    This doesn’t strike me as odd in the least, probably because it was my own initial reaction when I started to have ideas that I thought needed defending (no one is going to listen to me, after all, but they might listen to a “source” with a name). Perhaps it’s only now that Cage’s stature has grown to where we view him as an important source himself that his collecting of other sources seems odd? Any source or precedent for his ideas would seem to me to be useful thing to be able to point to, particularly as he is still so often mocked and tokenized by people who don’t really give a you-know-what about his music or his ideas. On the other hand, maybe we are attached to the idea of the innate genius coming out of left field with revolutionary ideas fully formed ahead of time.
    Or maybe I’m just not understanding what you’re saying here…
    KG replies: I think it’s perfectly normal – unless what you want to say makes you start going so far out of your way that you’re quoting things your sources didn’t actually say. In that case, it seems a lot easier to just say it yourself, especially if you’re already as famous as John Cage. (William Brooks has a brilliant article showing that Thoreau didn’t really express the ideas Cage claimed to have gotten from him – not that Cage was dishonest, just so full of ideas that he easily thought he’d read what he wanted to hear.)
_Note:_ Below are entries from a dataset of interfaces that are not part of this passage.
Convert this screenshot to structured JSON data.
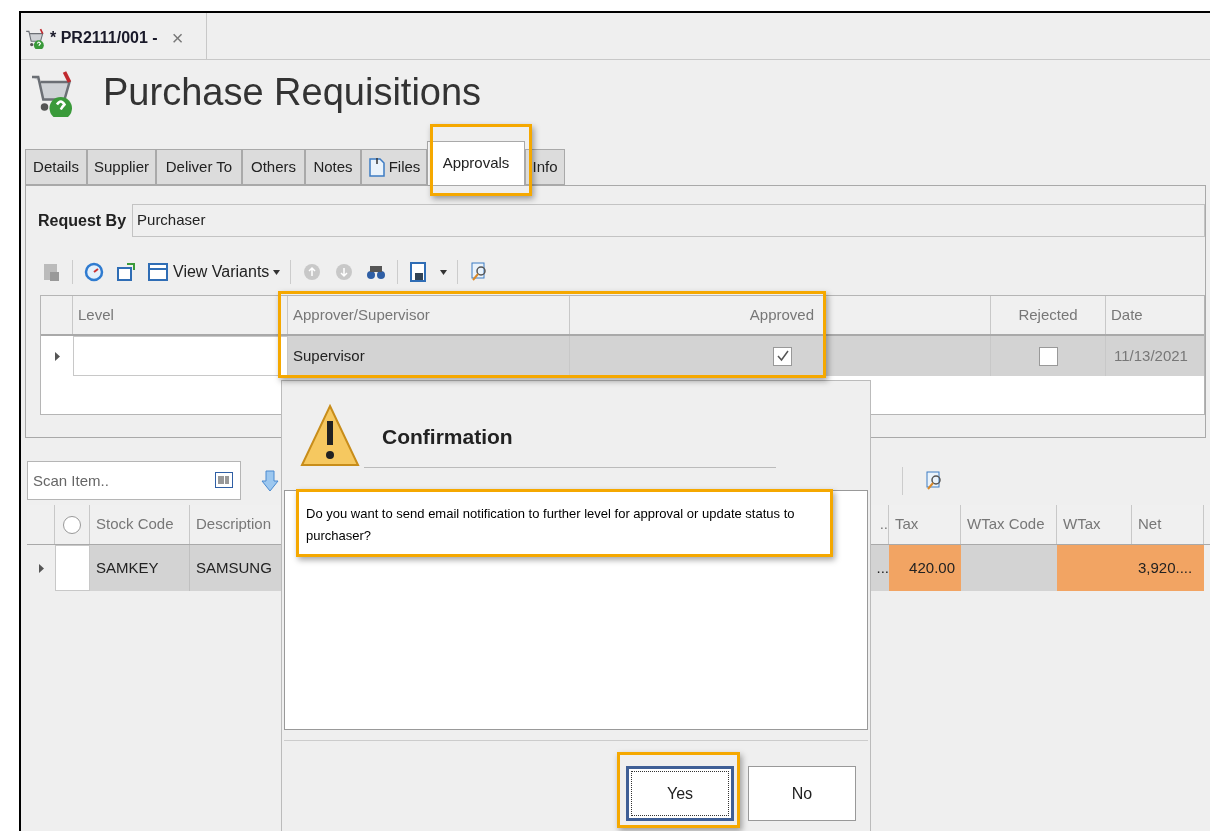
{
  "document_tab": {
    "title": "* PR2111/001 -",
    "close": "×"
  },
  "page_title": "Purchase Requisitions",
  "tabs": [
    {
      "label": "Details",
      "selected": false,
      "kind": "text"
    },
    {
      "label": "Supplier",
      "selected": false,
      "kind": "text"
    },
    {
      "label": "Deliver To",
      "selected": false,
      "kind": "text"
    },
    {
      "label": "Others",
      "selected": false,
      "kind": "text"
    },
    {
      "label": "Notes",
      "selected": false,
      "kind": "text"
    },
    {
      "label": "Files",
      "selected": false,
      "kind": "icon"
    },
    {
      "label": "Approvals",
      "selected": true,
      "kind": "text"
    },
    {
      "label": "Info",
      "selected": false,
      "kind": "text"
    }
  ],
  "request_by": {
    "label": "Request By",
    "value": "Purchaser"
  },
  "approvals_toolbar": {
    "view_variants": "View Variants"
  },
  "approvals_grid": {
    "columns": [
      "Level",
      "Approver/Supervisor",
      "Approved",
      "Rejected",
      "Date"
    ],
    "rows": [
      {
        "approver": "Supervisor",
        "approved": true,
        "rejected": false,
        "date": "11/13/2021",
        "selected": true
      }
    ]
  },
  "scan_field": {
    "placeholder": "Scan Item.."
  },
  "items_grid": {
    "select_all": {
      "checked": false
    },
    "columns": [
      "Stock Code",
      "Description",
      "..",
      "Tax",
      "WTax Code",
      "WTax",
      "Net"
    ],
    "rows": [
      {
        "stock_code": "SAMKEY",
        "description": "SAMSUNG",
        "column_3": "...",
        "tax": "420.00",
        "net": "3,920...."
      }
    ]
  },
  "dialog": {
    "title": "Confirmation",
    "message": "Do you want to send email notification to further level for approval or update status to purchaser?",
    "buttons": [
      {
        "label": "Yes",
        "focused": true
      },
      {
        "label": "No",
        "focused": false
      }
    ]
  }
}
  3. peter says

    john said: “The discipline of discipleship is a Zen trait that Beat Zennists (to use Watts’s old-fashioned terminology; perhaps “American Zennists” or “pop Zennists” would be more inclusive of the phenomenon) would tend to shun.”
    Maybe this statement is true of American Zen practitioners in general, but I don’t think it true of the Beats themselves. The relationships that Kerouac, Ginsberg, Carr, et al, had with the (older) Burroughs and with Cassady were forms of enchanted discipleship, and, indeed, discipleship is one theme running through all of Kerouac’s fiction.

  4. says

    Peter,
    Interesting point! And, of course, Ginsberg became a devotee of the Tibetan Buddhist lama Chögyam Trungpa, even defending Trungpa when his followers, on Trungpa’s order, physically attacked the American poet W. S. Merwin and Merwin’s girlfriend.
    (Sorry, off-topic!)

  5. kraig Grady says

    I read this comment in Coomaraswamy book on the art of India, which i had thought was where Cage had found it.?
    KG replies: That’s not what the books say. Please let me know if you have a citation.